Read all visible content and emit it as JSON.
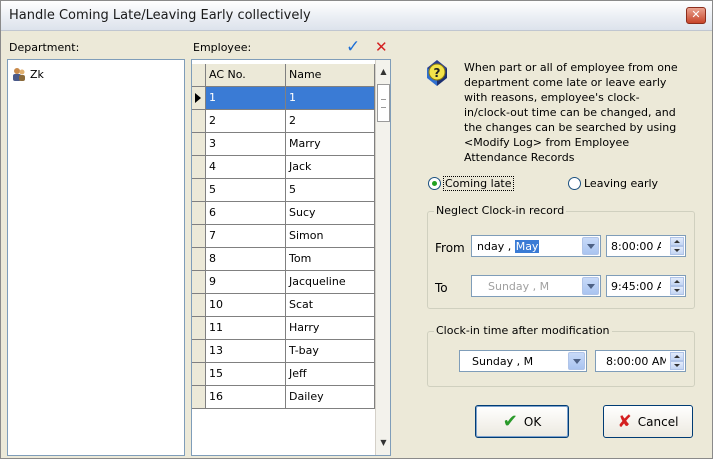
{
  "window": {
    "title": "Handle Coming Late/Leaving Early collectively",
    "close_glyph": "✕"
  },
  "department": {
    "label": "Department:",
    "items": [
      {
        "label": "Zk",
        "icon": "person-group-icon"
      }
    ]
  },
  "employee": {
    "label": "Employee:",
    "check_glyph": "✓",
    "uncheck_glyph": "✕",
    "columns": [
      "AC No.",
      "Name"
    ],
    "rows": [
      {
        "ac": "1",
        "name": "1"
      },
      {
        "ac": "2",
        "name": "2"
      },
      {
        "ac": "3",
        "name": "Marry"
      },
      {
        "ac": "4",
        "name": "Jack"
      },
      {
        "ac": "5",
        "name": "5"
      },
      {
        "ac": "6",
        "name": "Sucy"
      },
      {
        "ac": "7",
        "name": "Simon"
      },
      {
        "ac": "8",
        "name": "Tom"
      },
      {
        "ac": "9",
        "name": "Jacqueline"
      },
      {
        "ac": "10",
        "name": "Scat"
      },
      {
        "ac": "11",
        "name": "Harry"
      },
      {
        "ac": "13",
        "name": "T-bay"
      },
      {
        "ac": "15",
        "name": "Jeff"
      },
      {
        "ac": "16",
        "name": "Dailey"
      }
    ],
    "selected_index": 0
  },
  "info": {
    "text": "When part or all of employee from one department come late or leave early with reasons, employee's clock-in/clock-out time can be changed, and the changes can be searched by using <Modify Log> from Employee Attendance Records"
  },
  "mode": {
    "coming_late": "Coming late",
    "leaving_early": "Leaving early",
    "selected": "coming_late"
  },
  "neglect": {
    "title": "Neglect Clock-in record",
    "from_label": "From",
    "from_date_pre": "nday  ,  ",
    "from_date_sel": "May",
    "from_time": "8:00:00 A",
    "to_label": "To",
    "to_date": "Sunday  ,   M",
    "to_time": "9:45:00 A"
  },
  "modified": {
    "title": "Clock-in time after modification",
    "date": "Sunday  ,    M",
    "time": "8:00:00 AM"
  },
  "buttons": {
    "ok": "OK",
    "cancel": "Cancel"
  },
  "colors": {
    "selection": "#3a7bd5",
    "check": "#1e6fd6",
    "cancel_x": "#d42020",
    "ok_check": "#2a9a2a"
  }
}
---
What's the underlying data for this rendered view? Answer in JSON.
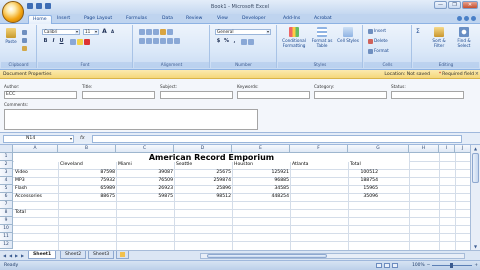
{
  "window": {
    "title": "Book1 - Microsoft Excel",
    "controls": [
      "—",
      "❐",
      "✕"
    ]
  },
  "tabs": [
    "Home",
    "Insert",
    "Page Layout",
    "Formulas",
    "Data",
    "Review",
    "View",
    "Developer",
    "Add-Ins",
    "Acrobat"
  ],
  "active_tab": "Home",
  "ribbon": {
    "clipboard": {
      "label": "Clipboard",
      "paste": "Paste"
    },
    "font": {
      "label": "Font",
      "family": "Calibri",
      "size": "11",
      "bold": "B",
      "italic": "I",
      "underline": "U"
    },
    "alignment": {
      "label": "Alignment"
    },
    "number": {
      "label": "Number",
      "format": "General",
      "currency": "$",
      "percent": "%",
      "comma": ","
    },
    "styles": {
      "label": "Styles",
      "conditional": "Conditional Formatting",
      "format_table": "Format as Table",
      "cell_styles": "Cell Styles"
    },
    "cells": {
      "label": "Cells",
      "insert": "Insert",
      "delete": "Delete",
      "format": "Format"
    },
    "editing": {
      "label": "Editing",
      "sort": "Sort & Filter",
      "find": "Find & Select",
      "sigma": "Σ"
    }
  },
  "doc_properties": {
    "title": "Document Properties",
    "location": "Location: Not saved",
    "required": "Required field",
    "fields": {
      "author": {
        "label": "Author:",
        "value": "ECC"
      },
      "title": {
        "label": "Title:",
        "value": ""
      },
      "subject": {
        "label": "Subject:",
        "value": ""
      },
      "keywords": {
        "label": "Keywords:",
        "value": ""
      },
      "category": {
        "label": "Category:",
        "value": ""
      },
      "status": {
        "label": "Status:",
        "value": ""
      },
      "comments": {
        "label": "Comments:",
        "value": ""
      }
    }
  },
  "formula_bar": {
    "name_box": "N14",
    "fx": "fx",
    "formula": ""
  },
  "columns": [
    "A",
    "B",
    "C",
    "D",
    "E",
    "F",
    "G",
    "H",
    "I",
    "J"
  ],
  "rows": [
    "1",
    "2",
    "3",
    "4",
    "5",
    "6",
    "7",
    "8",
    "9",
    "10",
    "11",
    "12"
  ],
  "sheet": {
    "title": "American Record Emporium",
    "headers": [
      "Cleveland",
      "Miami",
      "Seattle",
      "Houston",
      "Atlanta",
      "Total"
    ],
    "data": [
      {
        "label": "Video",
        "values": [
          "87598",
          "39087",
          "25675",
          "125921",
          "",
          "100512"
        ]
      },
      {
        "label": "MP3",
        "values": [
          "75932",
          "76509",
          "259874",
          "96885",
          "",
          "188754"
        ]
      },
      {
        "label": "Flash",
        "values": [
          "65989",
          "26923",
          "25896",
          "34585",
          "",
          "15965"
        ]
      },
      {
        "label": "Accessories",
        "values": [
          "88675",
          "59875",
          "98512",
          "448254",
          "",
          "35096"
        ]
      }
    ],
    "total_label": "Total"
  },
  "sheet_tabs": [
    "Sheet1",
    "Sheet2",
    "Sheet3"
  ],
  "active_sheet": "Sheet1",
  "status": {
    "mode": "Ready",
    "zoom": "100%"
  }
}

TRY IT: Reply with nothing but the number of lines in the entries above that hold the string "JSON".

REPLY: 2